▶ TASK DATA
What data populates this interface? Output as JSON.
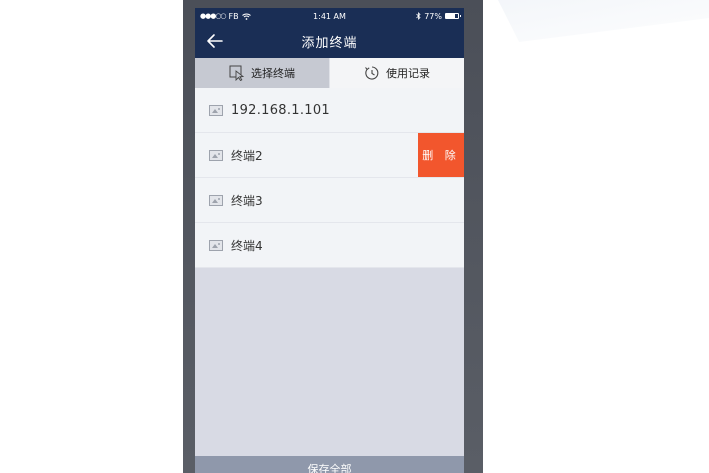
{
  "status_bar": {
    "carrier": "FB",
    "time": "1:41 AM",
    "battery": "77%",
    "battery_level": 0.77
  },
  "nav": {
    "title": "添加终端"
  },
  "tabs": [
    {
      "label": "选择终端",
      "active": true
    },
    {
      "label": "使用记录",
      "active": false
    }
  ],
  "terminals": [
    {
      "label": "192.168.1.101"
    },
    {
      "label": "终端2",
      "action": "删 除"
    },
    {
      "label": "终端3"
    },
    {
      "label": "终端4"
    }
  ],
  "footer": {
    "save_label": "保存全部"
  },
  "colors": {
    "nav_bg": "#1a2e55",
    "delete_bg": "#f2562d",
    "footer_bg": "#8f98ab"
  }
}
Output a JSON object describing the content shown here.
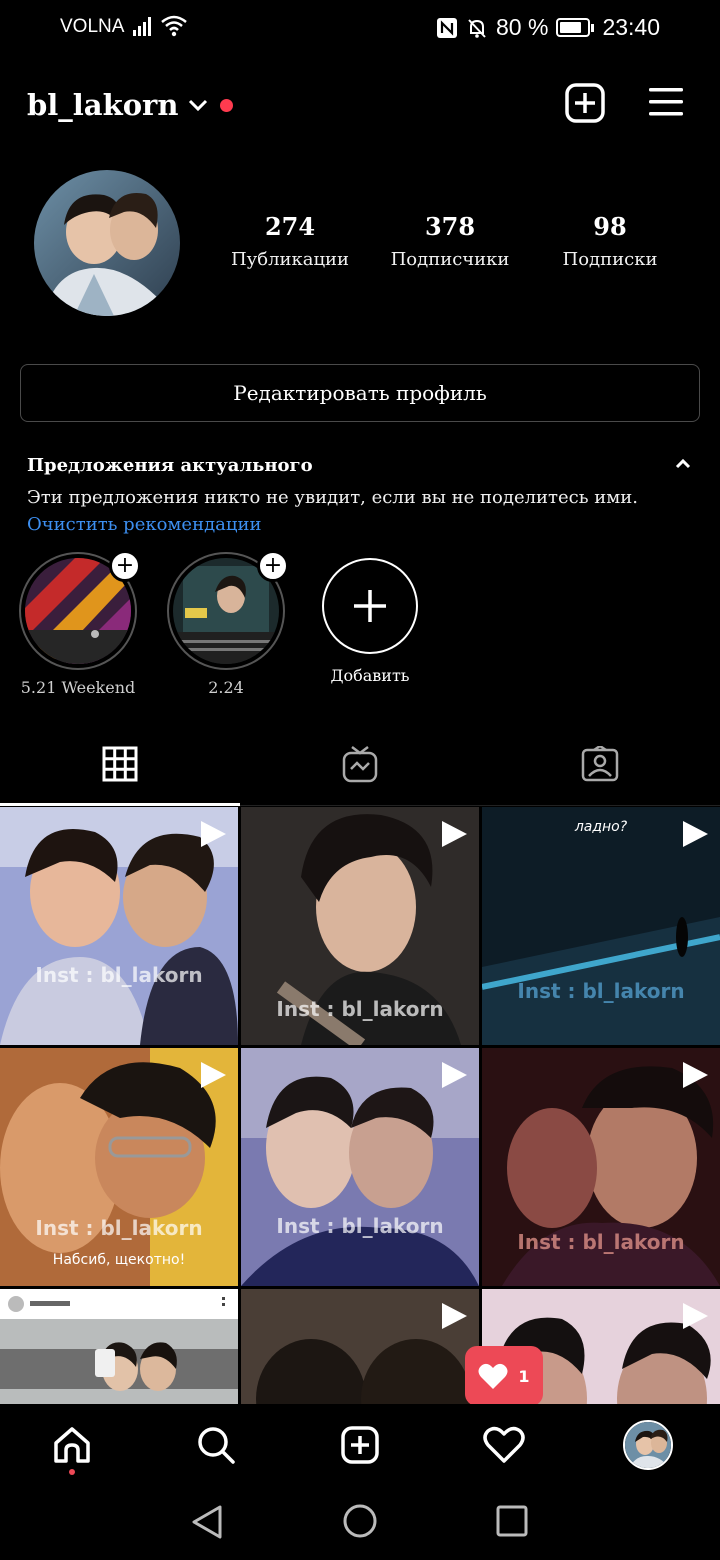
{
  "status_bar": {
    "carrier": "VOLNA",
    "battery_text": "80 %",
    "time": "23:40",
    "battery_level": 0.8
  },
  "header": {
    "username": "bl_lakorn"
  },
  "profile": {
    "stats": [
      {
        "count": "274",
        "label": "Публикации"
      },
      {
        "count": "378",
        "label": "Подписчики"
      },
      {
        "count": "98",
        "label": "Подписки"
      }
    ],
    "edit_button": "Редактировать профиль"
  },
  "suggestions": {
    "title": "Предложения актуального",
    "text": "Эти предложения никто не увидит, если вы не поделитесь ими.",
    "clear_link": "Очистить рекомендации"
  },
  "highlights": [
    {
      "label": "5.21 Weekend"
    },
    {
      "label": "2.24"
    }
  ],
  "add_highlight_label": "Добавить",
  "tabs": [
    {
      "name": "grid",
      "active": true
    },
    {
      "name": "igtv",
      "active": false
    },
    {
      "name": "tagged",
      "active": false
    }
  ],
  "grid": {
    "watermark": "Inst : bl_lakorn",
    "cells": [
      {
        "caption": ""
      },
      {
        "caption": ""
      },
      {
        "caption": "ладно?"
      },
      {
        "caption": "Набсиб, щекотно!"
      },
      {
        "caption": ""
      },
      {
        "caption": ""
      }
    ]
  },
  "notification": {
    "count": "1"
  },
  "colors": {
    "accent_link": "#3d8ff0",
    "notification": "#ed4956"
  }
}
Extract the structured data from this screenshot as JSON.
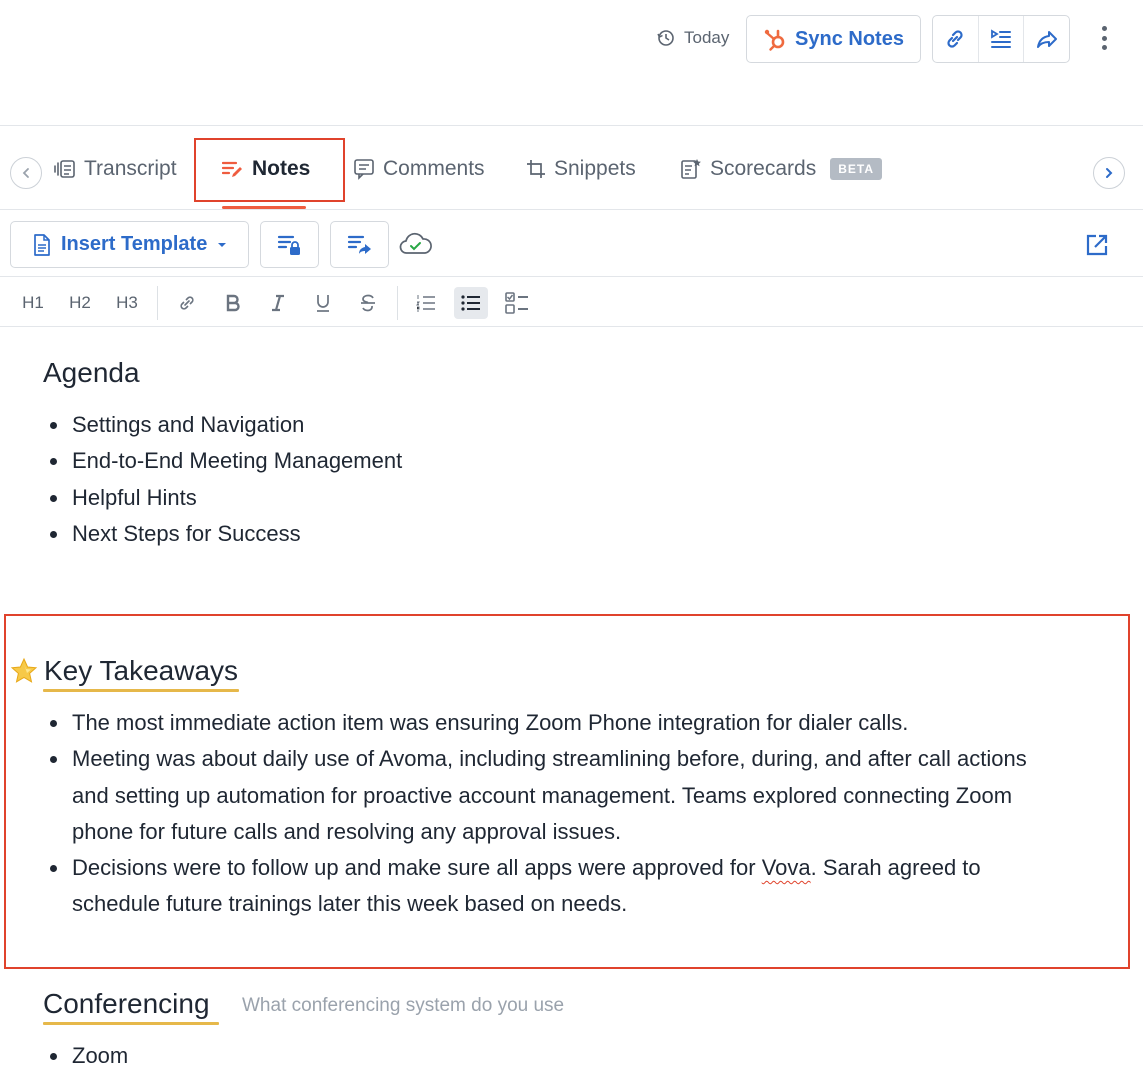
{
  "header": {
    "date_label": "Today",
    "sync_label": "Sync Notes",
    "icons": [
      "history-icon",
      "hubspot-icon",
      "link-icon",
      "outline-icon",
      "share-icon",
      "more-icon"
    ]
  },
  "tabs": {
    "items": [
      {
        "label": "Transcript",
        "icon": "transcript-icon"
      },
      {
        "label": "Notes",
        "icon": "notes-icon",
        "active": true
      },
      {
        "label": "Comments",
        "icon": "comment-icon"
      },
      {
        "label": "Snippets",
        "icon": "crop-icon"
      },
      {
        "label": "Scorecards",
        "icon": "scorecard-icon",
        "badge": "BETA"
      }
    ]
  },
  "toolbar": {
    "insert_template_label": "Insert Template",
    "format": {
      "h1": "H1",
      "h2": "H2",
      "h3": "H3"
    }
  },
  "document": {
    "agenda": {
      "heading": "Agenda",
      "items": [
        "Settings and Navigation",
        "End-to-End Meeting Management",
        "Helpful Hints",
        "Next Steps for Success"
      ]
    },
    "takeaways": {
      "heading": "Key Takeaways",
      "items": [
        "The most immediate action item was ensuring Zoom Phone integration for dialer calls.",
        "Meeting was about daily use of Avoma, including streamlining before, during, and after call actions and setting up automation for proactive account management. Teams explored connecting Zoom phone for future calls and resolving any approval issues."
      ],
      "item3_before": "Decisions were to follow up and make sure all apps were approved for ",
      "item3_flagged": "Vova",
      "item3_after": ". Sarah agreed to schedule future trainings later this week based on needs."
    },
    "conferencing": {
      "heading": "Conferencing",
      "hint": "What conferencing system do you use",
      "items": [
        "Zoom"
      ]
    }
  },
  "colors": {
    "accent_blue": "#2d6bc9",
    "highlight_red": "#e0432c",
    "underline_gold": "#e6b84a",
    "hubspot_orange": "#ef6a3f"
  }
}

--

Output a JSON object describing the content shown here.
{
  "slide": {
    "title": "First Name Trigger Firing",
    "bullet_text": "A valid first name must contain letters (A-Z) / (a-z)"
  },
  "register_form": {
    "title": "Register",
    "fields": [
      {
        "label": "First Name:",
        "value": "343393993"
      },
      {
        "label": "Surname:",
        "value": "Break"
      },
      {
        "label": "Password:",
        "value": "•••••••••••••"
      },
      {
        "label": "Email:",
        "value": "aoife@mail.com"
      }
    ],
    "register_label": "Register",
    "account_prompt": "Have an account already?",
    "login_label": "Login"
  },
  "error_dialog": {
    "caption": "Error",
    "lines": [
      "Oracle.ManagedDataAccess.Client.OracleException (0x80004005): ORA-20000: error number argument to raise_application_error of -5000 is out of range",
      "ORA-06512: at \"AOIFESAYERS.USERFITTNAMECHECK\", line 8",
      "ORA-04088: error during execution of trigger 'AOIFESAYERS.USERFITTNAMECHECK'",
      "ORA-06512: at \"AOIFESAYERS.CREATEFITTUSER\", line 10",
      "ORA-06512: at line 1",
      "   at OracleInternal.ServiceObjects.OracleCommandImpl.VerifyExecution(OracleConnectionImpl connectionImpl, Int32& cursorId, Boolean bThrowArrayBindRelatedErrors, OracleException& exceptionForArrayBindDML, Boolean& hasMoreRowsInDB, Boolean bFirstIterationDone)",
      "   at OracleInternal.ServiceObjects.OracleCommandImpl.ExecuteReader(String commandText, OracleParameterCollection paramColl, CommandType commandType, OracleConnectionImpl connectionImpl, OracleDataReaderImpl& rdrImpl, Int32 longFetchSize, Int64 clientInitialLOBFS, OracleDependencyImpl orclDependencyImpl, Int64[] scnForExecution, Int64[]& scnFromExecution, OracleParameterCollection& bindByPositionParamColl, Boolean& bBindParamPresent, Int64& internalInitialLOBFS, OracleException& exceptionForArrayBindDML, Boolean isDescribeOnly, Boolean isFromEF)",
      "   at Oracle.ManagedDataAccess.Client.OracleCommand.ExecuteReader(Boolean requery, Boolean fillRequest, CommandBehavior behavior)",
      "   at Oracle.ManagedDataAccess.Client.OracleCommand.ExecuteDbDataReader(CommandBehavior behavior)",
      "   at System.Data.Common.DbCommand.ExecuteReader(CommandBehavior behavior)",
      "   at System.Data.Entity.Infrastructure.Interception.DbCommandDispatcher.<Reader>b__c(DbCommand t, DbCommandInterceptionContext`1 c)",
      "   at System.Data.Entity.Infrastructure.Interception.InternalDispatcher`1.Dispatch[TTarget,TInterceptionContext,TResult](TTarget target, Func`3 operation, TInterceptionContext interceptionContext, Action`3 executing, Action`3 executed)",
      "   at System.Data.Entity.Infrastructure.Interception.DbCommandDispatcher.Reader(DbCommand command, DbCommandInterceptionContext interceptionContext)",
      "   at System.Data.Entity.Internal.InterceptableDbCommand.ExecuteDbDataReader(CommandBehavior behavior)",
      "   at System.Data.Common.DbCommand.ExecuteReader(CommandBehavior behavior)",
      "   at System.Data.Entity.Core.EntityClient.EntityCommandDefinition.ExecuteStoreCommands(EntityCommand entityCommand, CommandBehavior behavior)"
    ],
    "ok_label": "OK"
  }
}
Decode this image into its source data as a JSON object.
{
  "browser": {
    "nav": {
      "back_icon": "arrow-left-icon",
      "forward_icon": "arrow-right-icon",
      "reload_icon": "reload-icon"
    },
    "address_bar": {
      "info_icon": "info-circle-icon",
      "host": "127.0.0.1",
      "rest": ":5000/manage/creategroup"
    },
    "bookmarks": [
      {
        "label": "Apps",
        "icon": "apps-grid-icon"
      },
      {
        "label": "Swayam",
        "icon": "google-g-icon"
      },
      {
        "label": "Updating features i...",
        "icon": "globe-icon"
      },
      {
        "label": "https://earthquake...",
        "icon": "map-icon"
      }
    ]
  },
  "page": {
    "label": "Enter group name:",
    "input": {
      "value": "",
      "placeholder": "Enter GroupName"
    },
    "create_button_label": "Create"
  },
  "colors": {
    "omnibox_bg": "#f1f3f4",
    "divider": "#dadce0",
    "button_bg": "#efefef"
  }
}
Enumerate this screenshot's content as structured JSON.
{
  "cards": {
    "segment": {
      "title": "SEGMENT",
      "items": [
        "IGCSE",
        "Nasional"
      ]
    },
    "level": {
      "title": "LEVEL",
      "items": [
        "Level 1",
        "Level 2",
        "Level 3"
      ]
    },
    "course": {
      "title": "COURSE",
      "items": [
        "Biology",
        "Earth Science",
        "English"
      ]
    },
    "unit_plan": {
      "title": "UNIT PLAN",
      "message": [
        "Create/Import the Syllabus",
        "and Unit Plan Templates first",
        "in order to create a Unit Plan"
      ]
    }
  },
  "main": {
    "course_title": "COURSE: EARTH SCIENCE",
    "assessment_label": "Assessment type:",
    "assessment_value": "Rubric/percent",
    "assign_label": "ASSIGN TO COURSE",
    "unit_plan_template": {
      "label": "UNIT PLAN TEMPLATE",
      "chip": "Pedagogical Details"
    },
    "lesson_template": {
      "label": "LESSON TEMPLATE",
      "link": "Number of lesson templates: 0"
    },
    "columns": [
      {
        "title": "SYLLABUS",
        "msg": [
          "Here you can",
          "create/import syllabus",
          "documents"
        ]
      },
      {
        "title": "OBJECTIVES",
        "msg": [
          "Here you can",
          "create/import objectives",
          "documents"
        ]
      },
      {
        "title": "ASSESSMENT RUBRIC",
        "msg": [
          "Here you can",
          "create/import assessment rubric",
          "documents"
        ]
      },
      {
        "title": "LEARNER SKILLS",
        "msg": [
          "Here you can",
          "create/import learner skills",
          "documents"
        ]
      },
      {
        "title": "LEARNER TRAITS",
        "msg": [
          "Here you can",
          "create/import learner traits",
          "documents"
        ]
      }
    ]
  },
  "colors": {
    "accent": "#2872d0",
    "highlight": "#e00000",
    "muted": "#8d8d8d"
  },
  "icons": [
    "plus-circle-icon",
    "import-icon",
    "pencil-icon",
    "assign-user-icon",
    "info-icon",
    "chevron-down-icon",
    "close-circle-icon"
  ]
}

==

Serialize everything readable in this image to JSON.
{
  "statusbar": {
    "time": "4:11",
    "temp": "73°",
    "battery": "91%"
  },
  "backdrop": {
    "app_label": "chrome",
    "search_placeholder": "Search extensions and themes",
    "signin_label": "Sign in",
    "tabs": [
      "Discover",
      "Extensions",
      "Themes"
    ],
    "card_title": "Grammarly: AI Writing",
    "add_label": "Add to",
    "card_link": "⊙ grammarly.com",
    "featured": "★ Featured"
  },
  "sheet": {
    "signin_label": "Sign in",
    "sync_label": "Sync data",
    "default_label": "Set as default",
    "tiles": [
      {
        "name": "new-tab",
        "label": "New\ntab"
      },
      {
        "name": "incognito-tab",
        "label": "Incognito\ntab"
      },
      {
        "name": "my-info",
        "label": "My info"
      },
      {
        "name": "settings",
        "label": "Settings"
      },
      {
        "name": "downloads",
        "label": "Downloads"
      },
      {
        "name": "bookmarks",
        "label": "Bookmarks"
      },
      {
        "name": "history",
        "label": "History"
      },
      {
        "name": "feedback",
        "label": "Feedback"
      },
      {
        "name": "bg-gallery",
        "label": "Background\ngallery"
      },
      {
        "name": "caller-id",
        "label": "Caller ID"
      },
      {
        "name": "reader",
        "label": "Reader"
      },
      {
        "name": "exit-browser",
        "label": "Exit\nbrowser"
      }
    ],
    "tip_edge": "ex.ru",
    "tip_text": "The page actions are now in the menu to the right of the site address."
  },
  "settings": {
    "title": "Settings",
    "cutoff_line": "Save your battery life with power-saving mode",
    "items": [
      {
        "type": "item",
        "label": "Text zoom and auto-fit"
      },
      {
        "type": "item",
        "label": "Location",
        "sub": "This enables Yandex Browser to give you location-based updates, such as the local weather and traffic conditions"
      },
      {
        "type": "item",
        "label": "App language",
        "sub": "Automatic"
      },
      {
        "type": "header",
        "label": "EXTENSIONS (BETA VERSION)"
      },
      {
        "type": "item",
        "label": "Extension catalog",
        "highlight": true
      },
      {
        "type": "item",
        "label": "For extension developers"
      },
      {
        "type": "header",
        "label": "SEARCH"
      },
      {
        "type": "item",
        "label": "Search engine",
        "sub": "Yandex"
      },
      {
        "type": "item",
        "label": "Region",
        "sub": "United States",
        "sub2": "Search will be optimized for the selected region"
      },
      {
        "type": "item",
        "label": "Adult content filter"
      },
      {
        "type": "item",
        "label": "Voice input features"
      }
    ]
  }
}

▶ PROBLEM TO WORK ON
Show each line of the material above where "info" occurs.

▶ ANSWER TO THE PROBLEM
      "info_icon": "info-circle-icon",
    "info-icon",
        "name": "my-info",
        "label": "My info"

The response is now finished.